Then, if imposter syndrome kicks in, your body will remember feeling uncomfortable, dealing with it, and getting on with the job at hand.
Trust Your Body, Not Your Brain
We know from scientific fact that physical memory is much stronger than thought memory.
When you physicalize your public speaking practice, the information sticks in your muscle memory more indelibly than if you just think about it. Don’t rely on thinking a good game in your head. There’s too much going on in there anyway!
When imposter syndrome kicks in and all that rehearsal and practice seems to go out the window, don’t panic. All the information your body learned through purposeful practice and rehearsal is still there.
Take a breath, ground yourself, and give your body a second to remember. Trust that you’ve done the work and therefore you have what you need in the moment.
Take The Focus Off Yourself And Put It On The Audience
There’s a dichotomy that exists in public speaking. The spotlight is most definitely on you as the speaker and yet the most important person in the room is the audience.
Impostor syndrome stems from feeling inadequate and judged by others.

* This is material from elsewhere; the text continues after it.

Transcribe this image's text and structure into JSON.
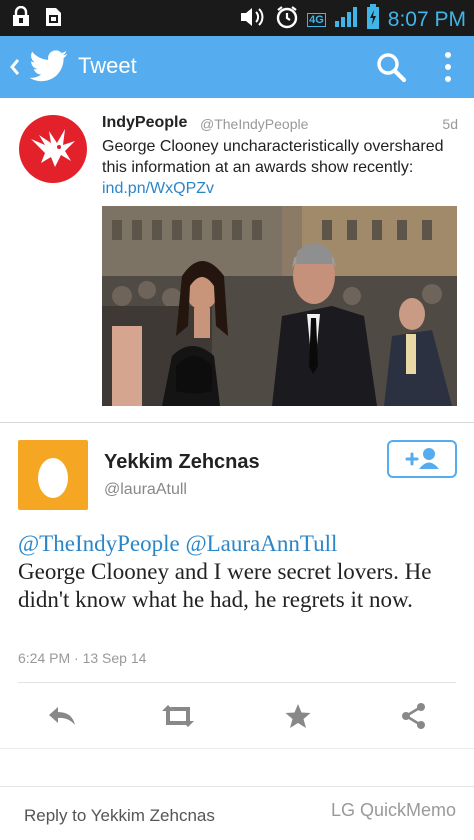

To combat these fears, take the focus off yourself and think instead about what you can give to your audience.
When you come from a place of what you can give rather than what you can get, your thoughts will be placed on a much higher level. Make generosity the foremost thought in your mind and take the pressure off yourself to be perfect.
Create Public Speaking Habits That Will Last A Lifetime
Whether you’re giving an update, presenting at a conference, or on the phone with a prospective customer, creating good public speaking habits and practicing them consistently will stand to you in the long run.
Imposter syndrome cannot compete with muscle memory. Once you learn a skill, be it the power of pause, using your hands naturally, or grounding your energy with breathing techniques, that skill is in your body forever.
Remember that your body will rescue you in a moment of panic, if you let it. Practice deliberate breathing, create a clear regime of practice with skills that resonate with you, gain awareness around what you can change, and create a plan of action.
Hone a few specific, applicable public speaking skills and imposter syndrome will have a harder time taking hold. If you change your behaviour, you can change the way you feel. Do the work and the work will work for you.
6. Quick recap
Thanks for reading this guide to overcoming nerves in public speaking and presentations.
This was all about during your talk or presentation.
If you haven’t get checked out Part 1 (about the things you can do before your presentation), do make sure to go there also.
Here you learned all about dealing with panic attacks, jerks in the audience and the whisperers and talkers and cynics who seem to want to put you off stride.
We also went through the tech checks you can do to make sure you’re best prepared.
And we finished with some tips to overcome imposter syndrome, which, let’s face it, seems to affect absolutely everyone!
Thanks for reading.